RECORDS FOR THE TASK -
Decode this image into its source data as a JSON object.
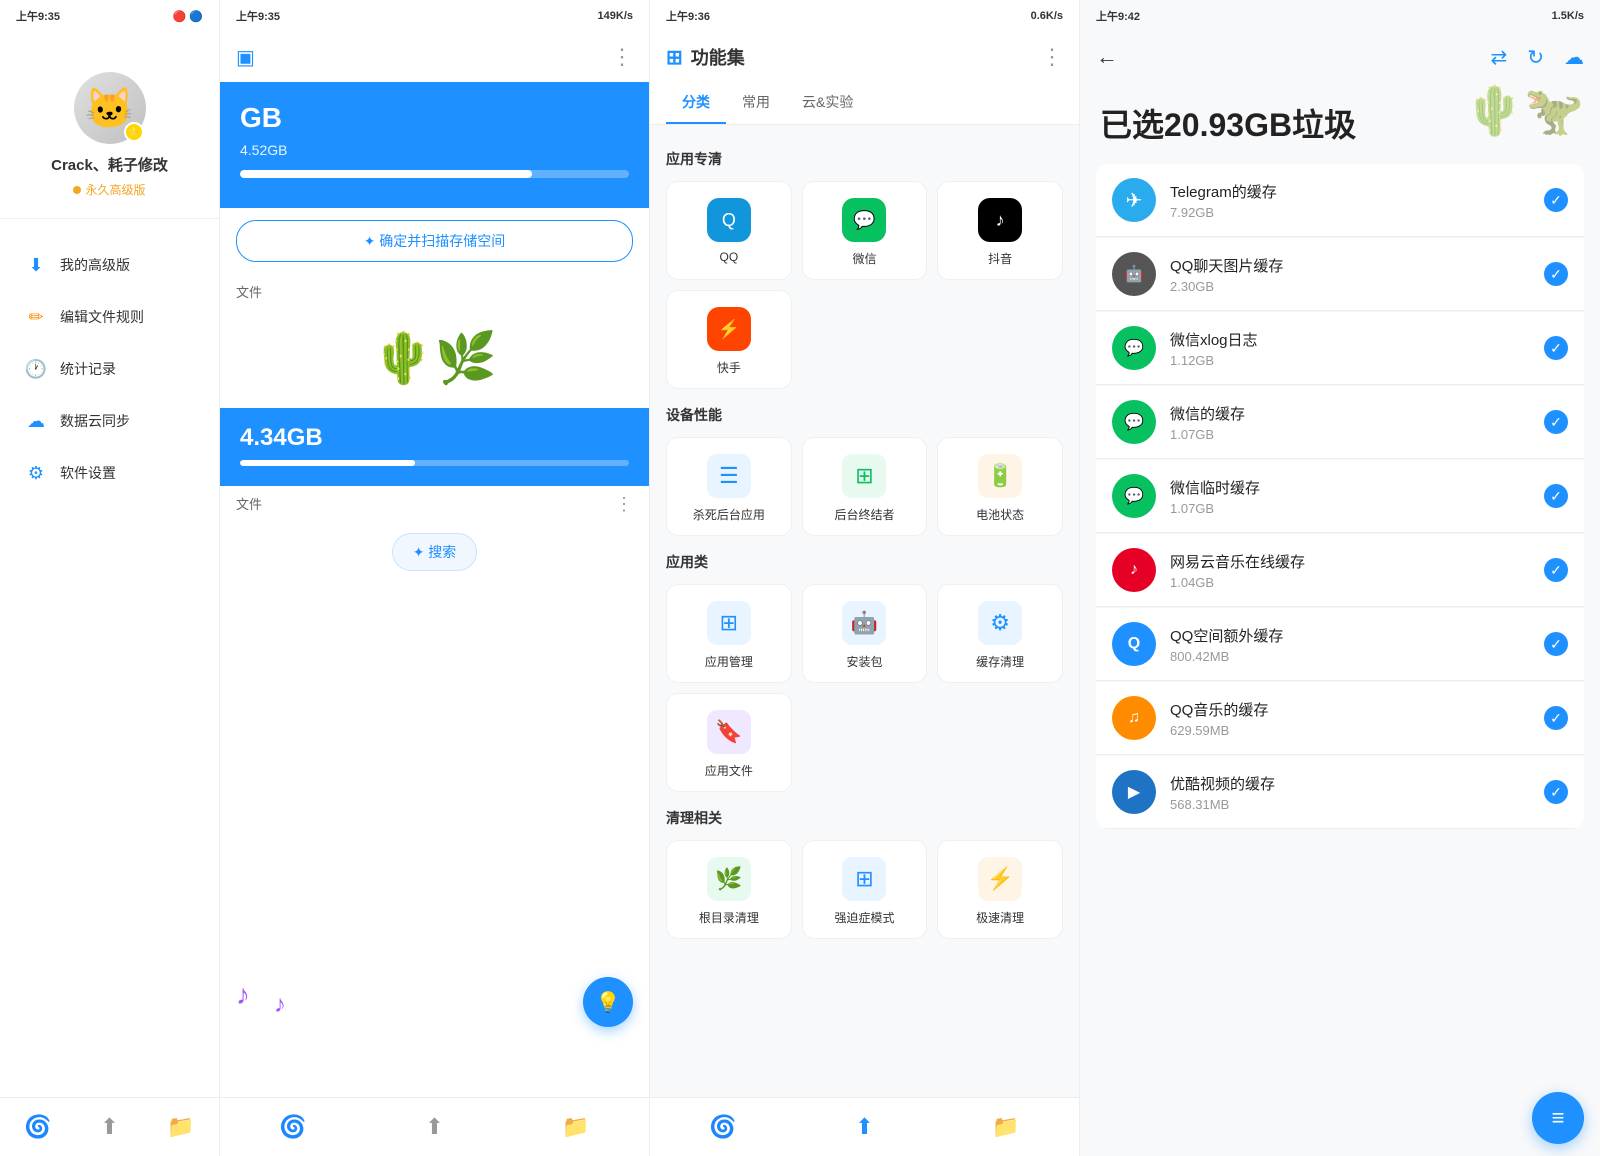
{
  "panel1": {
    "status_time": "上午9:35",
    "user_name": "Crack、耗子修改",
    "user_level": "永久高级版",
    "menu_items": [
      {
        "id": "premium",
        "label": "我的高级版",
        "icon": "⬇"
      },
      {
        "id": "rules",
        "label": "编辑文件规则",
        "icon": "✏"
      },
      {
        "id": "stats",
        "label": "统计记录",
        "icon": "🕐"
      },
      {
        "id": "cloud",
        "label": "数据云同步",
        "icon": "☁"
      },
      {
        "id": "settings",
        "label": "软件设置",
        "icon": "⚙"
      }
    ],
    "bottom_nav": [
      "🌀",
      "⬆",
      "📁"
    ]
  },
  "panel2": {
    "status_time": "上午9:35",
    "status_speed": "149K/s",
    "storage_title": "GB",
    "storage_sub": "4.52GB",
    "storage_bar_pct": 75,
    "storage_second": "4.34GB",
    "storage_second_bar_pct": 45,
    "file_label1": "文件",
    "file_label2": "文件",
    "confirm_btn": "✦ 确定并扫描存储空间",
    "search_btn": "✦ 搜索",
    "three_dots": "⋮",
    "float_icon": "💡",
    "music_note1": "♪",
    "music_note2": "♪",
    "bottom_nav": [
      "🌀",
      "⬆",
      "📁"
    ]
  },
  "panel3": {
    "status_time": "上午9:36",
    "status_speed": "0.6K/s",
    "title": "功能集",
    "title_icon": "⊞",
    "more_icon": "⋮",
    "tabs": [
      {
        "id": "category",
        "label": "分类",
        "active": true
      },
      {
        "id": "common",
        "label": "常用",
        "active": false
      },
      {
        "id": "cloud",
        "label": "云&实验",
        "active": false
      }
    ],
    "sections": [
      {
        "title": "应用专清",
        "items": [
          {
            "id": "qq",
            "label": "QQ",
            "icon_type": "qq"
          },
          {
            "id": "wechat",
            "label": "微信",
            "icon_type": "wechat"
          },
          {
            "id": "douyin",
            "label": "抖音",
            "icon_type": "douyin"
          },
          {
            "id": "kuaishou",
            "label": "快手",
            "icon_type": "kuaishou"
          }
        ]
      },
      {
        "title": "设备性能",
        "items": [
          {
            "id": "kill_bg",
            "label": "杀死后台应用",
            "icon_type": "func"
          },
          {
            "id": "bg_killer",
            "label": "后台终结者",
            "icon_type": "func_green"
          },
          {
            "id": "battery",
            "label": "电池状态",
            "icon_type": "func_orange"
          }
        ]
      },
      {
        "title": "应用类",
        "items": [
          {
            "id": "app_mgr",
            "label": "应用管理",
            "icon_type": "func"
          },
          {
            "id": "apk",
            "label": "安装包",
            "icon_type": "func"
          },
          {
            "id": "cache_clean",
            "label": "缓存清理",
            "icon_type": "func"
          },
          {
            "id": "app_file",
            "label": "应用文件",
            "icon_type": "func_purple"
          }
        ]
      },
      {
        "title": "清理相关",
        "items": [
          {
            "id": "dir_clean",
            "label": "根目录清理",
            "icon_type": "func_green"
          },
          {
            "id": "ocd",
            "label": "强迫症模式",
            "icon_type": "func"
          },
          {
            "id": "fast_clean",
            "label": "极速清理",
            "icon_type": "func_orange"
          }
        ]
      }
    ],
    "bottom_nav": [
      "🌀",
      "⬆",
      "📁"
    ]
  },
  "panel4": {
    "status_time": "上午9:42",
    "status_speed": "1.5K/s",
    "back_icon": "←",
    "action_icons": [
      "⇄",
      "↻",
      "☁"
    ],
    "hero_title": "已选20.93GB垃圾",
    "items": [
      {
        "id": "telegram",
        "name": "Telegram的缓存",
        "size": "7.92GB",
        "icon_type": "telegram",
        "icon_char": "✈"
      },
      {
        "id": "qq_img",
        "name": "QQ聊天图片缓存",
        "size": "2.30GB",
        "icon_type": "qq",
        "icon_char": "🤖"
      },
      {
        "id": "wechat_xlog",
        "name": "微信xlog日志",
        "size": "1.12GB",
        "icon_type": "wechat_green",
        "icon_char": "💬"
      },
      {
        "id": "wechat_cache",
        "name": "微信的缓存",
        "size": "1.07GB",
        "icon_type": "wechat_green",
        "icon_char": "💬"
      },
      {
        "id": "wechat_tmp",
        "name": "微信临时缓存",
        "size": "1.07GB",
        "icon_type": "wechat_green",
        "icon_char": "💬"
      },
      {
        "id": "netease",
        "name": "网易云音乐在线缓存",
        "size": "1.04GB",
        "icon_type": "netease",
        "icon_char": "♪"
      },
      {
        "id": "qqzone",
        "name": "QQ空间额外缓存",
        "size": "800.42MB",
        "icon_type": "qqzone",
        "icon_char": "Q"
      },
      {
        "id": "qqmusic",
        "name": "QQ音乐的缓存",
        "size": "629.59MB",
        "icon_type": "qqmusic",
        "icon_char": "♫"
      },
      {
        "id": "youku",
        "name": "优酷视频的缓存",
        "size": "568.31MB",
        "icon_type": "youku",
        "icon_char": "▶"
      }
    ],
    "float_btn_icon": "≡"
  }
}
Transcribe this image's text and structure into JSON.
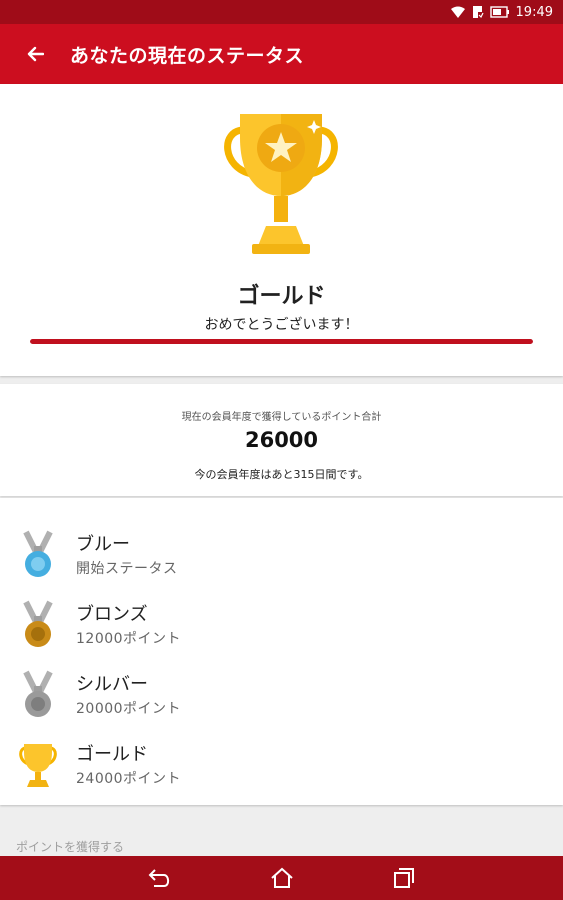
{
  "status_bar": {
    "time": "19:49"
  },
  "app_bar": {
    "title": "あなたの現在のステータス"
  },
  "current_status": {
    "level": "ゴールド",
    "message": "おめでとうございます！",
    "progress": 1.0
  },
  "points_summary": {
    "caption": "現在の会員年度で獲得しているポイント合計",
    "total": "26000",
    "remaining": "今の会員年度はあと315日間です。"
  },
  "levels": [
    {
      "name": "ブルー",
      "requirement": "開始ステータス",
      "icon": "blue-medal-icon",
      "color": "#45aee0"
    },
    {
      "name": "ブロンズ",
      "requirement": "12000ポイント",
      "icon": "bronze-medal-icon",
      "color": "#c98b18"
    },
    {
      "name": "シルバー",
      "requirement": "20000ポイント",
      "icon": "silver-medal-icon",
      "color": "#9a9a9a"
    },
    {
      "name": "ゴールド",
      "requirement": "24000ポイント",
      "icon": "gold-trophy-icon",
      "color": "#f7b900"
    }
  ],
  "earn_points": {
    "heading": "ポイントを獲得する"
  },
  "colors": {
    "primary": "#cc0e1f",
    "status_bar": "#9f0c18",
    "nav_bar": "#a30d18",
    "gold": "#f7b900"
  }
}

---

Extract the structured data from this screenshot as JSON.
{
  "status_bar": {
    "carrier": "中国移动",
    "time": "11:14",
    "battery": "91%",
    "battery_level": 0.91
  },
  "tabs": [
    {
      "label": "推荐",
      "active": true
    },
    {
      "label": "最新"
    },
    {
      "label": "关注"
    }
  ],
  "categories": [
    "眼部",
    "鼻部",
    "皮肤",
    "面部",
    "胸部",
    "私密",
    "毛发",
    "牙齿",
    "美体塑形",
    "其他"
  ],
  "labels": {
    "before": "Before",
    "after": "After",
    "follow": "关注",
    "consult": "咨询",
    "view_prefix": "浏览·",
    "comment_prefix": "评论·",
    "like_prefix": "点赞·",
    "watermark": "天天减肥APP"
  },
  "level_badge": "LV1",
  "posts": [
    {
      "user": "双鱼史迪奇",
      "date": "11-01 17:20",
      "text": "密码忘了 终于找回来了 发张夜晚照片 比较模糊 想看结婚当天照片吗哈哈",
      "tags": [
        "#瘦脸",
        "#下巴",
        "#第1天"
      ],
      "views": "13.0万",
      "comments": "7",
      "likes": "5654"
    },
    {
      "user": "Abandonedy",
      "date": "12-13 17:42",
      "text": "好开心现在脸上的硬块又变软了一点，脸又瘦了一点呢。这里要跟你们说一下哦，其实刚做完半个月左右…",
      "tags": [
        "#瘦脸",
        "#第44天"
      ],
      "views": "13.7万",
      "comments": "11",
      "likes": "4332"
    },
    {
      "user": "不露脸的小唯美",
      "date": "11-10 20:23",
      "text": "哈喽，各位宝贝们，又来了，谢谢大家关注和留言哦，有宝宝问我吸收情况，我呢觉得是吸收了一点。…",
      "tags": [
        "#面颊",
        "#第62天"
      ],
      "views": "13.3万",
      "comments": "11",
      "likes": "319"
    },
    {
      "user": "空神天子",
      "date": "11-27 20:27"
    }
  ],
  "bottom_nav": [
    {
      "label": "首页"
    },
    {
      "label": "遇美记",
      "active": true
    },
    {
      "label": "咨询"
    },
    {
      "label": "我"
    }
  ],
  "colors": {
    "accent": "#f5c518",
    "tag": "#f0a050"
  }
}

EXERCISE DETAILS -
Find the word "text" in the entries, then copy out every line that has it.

REPLY TO THE TASK -
Transcribe this image's text and structure into JSON.
      "text": "密码忘了 终于找回来了 发张夜晚照片 比较模糊 想看结婚当天照片吗哈哈",
      "text": "好开心现在脸上的硬块又变软了一点，脸又瘦了一点呢。这里要跟你们说一下哦，其实刚做完半个月左右…",
      "text": "哈喽，各位宝贝们，又来了，谢谢大家关注和留言哦，有宝宝问我吸收情况，我呢觉得是吸收了一点。…",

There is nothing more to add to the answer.